The 40 tree strong orchard has been a familiar site for staff and students at Duchy College Rosewarne for the last two decades and now, on the campus’ silver anniversary, 25 new trees have been planted.
Andrew Gunderson, Lecturer in horticulture, has been a staff member at the Rosewarne campus for 23 years and recalls “when we started looking after the 40 tree orchard there was no shelter built to protect them”.
“We have constructed artificial barriers and nurtured them so we can get the most out of the 20 different varieties,” he continued.
“However, the orchard is starting to decline in productivity and we needed to give it a new lease of life.”
With an amazing staff and student skillset on campus, Duchy were able to utilise the skill and passion of one of the mature horticulture students. Sally Pyner, 46 from Kehelland, is studying Practical Horticulture RHS Certificate Level 3 and studies one day a week whilst working at Kehelland Trust.
Sally has a passion for heritage apples and has spent a large proportion of her time recently hand grafting the apple trees that have just arrived on campus.
“Grafting is fairly labour intensive and certainly takes its toll on our knuckles and arm muscles,” she explained.
“We have discovered it is a job that is far more successful for us when done by hand using a grafting knife; it is a really satisfying skill to learn.”
Twenty five new, hand grafted trees were sourced from Kehelland Trust and include varieties that thrive in the typical Cornish weather including Bens Red, Manaccan Primrose and Venus Pippin.
“It was a real joy to hear that Duchy wanted to plant some of our grafted trees and to be a part of the team of students that planted it has been an added bonus,” Sally continued.

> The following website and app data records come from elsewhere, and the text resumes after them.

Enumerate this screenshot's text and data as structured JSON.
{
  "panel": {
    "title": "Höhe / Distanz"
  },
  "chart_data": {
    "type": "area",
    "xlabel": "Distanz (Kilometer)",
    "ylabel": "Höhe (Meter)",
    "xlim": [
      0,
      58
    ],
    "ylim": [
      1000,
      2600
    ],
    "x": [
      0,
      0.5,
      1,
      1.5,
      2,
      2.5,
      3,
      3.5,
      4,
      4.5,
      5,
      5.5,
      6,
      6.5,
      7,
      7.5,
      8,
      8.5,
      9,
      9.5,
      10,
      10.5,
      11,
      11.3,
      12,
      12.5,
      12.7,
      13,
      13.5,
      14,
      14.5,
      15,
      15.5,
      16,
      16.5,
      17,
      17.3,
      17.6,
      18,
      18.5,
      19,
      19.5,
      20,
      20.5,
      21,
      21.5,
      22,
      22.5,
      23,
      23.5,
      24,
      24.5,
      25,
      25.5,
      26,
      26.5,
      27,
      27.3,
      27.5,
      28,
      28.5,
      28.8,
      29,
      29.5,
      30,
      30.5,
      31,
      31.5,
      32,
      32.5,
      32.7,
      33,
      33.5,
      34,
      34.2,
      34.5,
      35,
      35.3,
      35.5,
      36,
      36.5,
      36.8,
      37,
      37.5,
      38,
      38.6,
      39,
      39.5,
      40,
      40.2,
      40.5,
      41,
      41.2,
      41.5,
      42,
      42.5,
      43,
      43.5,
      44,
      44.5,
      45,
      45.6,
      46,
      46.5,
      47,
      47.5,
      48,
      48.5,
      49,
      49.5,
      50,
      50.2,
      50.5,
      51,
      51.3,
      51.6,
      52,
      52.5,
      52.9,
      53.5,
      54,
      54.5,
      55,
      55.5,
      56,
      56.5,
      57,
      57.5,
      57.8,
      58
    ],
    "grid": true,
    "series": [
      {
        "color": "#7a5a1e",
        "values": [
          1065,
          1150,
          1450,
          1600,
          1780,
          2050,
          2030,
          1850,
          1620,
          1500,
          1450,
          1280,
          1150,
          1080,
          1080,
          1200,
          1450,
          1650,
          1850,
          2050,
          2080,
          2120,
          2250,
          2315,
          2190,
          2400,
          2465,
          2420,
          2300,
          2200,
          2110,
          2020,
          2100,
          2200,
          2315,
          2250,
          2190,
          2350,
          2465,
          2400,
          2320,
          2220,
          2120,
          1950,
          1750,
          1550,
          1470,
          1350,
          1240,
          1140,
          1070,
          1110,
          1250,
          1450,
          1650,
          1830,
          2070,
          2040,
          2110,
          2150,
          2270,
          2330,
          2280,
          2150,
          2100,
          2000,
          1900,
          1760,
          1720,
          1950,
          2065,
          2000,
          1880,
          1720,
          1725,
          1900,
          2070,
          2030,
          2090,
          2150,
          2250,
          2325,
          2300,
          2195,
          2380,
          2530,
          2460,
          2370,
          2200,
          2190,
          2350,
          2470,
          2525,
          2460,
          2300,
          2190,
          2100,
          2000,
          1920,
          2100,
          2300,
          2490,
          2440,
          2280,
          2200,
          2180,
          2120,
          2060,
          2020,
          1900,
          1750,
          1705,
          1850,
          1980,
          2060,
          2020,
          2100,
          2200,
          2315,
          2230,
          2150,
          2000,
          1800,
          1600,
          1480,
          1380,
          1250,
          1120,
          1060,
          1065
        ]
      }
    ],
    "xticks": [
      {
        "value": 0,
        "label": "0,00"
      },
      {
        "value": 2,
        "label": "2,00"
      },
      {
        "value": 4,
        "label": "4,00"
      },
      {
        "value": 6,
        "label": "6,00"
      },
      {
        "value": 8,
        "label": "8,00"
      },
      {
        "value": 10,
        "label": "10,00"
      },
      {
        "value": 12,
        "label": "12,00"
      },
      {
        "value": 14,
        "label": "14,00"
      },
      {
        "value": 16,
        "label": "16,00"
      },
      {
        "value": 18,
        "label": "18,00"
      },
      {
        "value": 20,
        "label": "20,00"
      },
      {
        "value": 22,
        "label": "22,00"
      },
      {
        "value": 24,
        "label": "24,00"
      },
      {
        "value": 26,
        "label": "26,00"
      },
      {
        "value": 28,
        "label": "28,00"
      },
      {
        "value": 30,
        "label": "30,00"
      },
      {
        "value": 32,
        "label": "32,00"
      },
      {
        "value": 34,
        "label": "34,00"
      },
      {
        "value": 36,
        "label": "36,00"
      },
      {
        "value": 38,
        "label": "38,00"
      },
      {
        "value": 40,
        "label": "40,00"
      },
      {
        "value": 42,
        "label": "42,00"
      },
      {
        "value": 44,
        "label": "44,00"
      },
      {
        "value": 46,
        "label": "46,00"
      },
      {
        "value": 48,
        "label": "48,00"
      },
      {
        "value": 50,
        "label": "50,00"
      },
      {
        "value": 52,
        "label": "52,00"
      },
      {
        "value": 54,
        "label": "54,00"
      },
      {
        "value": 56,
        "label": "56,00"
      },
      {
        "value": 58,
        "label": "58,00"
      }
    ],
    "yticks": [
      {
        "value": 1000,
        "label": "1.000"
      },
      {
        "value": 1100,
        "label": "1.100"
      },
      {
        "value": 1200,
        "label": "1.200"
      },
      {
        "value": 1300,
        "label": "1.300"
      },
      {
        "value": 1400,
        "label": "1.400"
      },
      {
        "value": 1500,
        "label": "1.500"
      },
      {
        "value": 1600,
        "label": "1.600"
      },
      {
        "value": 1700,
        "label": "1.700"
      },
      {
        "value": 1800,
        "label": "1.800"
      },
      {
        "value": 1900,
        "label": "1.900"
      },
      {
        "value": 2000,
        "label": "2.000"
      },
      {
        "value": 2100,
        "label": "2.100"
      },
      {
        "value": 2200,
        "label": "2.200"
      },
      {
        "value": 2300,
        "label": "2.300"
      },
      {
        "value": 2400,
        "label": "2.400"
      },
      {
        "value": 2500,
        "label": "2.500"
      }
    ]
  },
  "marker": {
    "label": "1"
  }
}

Sally, who has worked at Kehelland since 2002, started her RHS course in September after acquiring a wealth of experience in horticulture over the last 15 years.
Hesitant at first about returning to study, she wanted to fill gaps that she had in her knowledge and gain confidence in planting.
“The course’s hands-on experiences and learning are great, and gaining this qualification will help give me the confidence and skills to help me expand the horticultural business at Kehelland,” she said.
“This will further the charity’s objectives of supporting and training young people and adults with Disabilities within a horticultural setting.”
The apples harvested from the orchard every year go into making Rosewarne Orchard pressed apple juice. The bottles are for sale at the campus’ reception at £3.50 for a 750ml bottle.